Imposter Syndrome: What is it and what can I do to overcome it?
14th Jun 23
What is Imposter Syndrome?
Imposter Syndrome is defined as “the inability to believe that your own achievements are a result of your own skills, talent, intellect and hard work”.
It generally comes with the assumption that your personal successes are down to luck and chance rather than having earned these yourself. This leads to feeling like an imposter and fearing others discovering that you “aren’t worthy” of what you have.
The real kicker with this? Imposter syndrome is felt by those who are not only good at what they do, but are very well qualified with a great deal of moral responsibility.
This can be a challenging feeling to overcome and can often stem from a lack of self-confidence. It can be so consuming and make you question every decision and action you make.
Why do we feel this?
Though there isn’t a hard and fast rule or formula for why people experience Imposter Syndrome, there are some contributing factors which are known to have an impact which include:
- Upbringing: if there was pressure at a young age to achieve then this could be where you hold your personal value. This could lead to subconsciously putting high levels of pressure on yourself to achieve more and more.
- Lack of self-confidence: if you don’t have confidence in yourself then it will make it more challenging to back yourself in your own achievements.
- Social anxiety: this sense of not belonging in social settings or that you shouldn’t be there can often go hand-in hand with imposter syndrome. It can lead to feeling that you don’t belong in certain circles and fearing that others will realise that you don’t fit in.
Why it’s important to overcome imposter syndrome?
First and foremost, for your own happiness. It can feel emotionally taxing to have this worry hanging over you, which then has the possibility of seeping in to other areas of our lives.

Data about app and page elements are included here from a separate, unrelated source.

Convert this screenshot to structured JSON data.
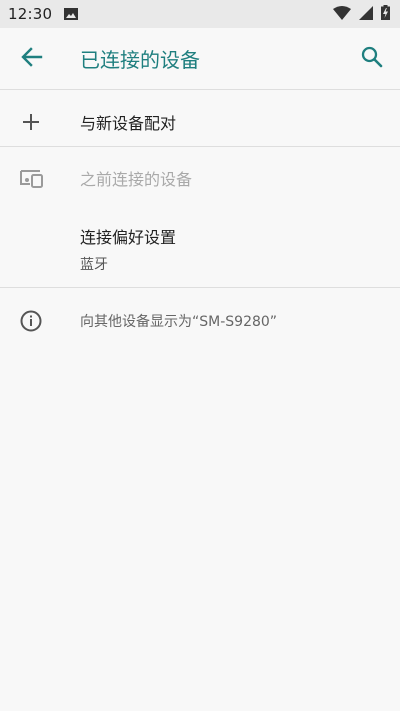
{
  "status_bar": {
    "time": "12:30",
    "icons": [
      "image-icon",
      "wifi-icon",
      "signal-icon",
      "battery-charging-icon"
    ]
  },
  "app_bar": {
    "title": "已连接的设备",
    "back_icon": "back-arrow-icon",
    "search_icon": "search-icon",
    "accent_color": "#1f7f7f"
  },
  "items": {
    "pair_new": {
      "label": "与新设备配对",
      "icon": "plus-icon"
    },
    "previously_connected": {
      "label": "之前连接的设备",
      "icon": "devices-icon"
    },
    "connection_prefs": {
      "title": "连接偏好设置",
      "subtitle": "蓝牙"
    },
    "visible_as": {
      "text": "向其他设备显示为“SM-S9280”",
      "icon": "info-icon"
    }
  }
}
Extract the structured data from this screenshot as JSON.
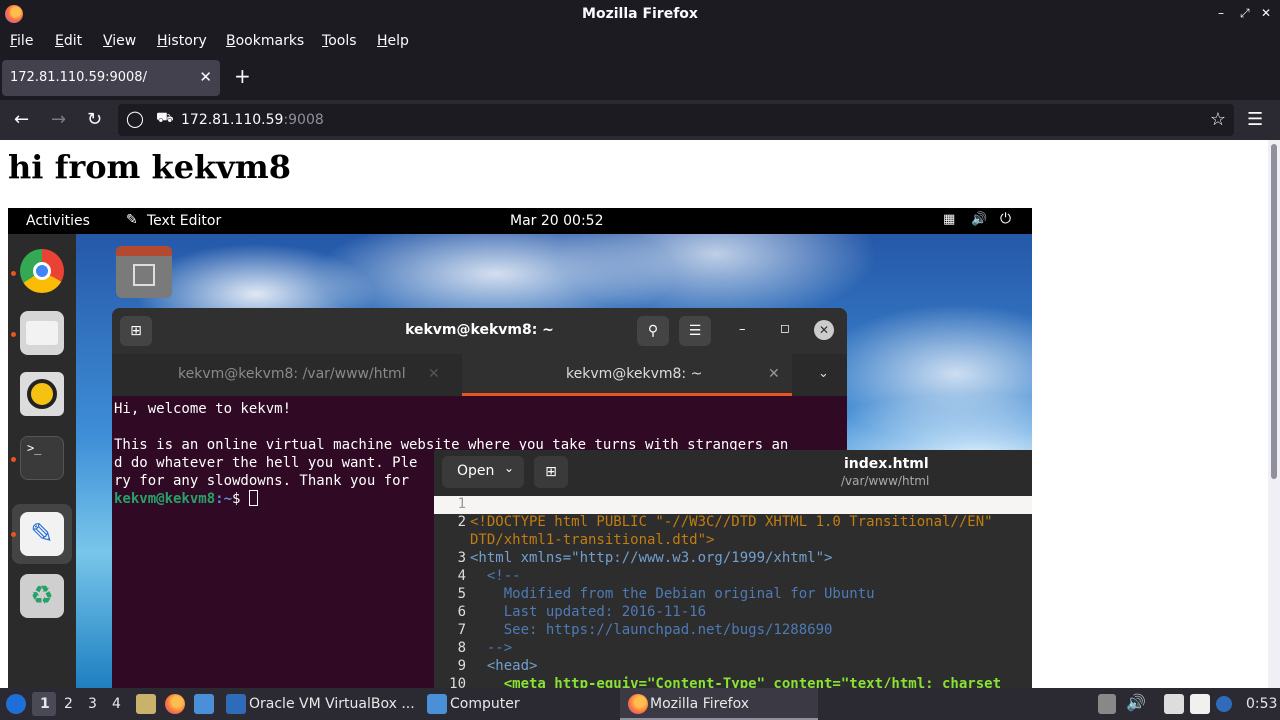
{
  "browser": {
    "window_title": "Mozilla Firefox",
    "menu": [
      "File",
      "Edit",
      "View",
      "History",
      "Bookmarks",
      "Tools",
      "Help"
    ],
    "tab_title": "172.81.110.59:9008/",
    "url_host": "172.81.110.59",
    "url_port": ":9008"
  },
  "page": {
    "heading": "hi from kekvm8"
  },
  "vm": {
    "activities": "Activities",
    "app_name": "Text Editor",
    "clock": "Mar 20  00:52",
    "terminal": {
      "title": "kekvm@kekvm8: ~",
      "tab1": "kekvm@kekvm8: /var/www/html",
      "tab2": "kekvm@kekvm8: ~",
      "line1": "Hi, welcome to kekvm!",
      "line2": "This is an online virtual machine website where you take turns with strangers an",
      "line3": "d do whatever the hell you want. Ple",
      "line4": "ry for any slowdowns. Thank you for",
      "prompt_user": "kekvm@kekvm8",
      "prompt_path": ":~",
      "prompt_sign": "$"
    },
    "editor": {
      "open_label": "Open",
      "filename": "index.html",
      "filepath": "/var/www/html",
      "lines": [
        {
          "n": "1",
          "t": ""
        },
        {
          "n": "2",
          "t": "<!DOCTYPE html PUBLIC \"-//W3C//DTD XHTML 1.0 Transitional//EN\""
        },
        {
          "n": "",
          "t": "DTD/xhtml1-transitional.dtd\">"
        },
        {
          "n": "3",
          "t": "<html xmlns=\"http://www.w3.org/1999/xhtml\">"
        },
        {
          "n": "4",
          "t": "  <!--"
        },
        {
          "n": "5",
          "t": "    Modified from the Debian original for Ubuntu"
        },
        {
          "n": "6",
          "t": "    Last updated: 2016-11-16"
        },
        {
          "n": "7",
          "t": "    See: https://launchpad.net/bugs/1288690"
        },
        {
          "n": "8",
          "t": "  -->"
        },
        {
          "n": "9",
          "t": "  <head>"
        },
        {
          "n": "10",
          "t": "    <meta http-equiv=\"Content-Type\" content=\"text/html; charset"
        }
      ]
    }
  },
  "taskbar": {
    "workspaces": [
      "1",
      "2",
      "3",
      "4"
    ],
    "task1": "Oracle VM VirtualBox ...",
    "task2": "Computer",
    "task3": "Mozilla Firefox",
    "time": "0:53"
  },
  "colors": {
    "firefox_dark": "#1c1b22",
    "terminal_bg": "#300a24",
    "ubuntu_orange": "#e95420"
  }
}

It can also hold us back from really exciting opportunities; if we feel like we aren’t good enough then we won’t feel comfortable trying something new or putting ourselves forward for something which could be really good for us. This in turn reinforces our negative beliefs of not feeling good enough because we haven’t achieved and becomes an ongoing cycle.
Tips to help you manage your Imposter Syndrome
Tackling this feeling takes time and investment in yourself. And there will be days where it feels more challenging than others. But it is absolutely worth it when you start to see the benefits. Some tips which can help include:
1. Avoid reaching for your phone and scrolling through social media on a tough day. Social media is a blessing and a curse. It’s now easier than ever to scroll endlessly through photos and compare yourself to others. “Why don’t I look like them.” “I wish I could afford what they can.”
2. Take the pressure off being perfect; whilst it is a good trait to want to do things to the absolute best of your ability, this can lead to a feeling of disappointment or punishing yourself if everything doesn’t go entirely perfectly. Ask yourself “what are the repercussions of this not going 100% to plan” and often you’ll find that the reality isn’t as scary as you might think.
3. Allow yourself to be proud of your strengths and abilities. We are so quick to point out our flaws and what we’ve done “wrong” that we rarely praise ourselves and what we have accomplished. A technique I’ve found that helps with this is to have a notebook/page on my phone dedicated to “3 good things”; writing down a list of the good things that have happened that day/things I’m proud of etc.
4. Find a secure support network that you can confide in. It doesn’t need to be a huge circle of people; it can be just one person who you turn to when this feeling creeps back in. Having someone close to you who can encourage and support you in being kinder in how you speak to yourself can help this positive self-talk to come more naturally over time.
5. Break the association that pride is equal to arrogance; the two don’t go hand in hand. You can celebrate yourself and your achievements without worry of it appearing that you are bragging. Remind yourself that we encourage children to be proud of their successes and to celebrate these and therefore we as adults show be able to do the same.Affirm to yourself “I’ve worked hard for this”, “I deserve to feel proud of this”.
Imposter syndrome can turn up at any time and learning to deal with and/or overcome it takes you one step closer to finding the power in yourself.
If any of the themes throughout this blog resonate with you, or if you’d like to discuss them further. I offer 1:1 coaching sessions designed to help you regain your inner power and confidence. You can email email@example.com or book through my website contact page accessible via my bio below.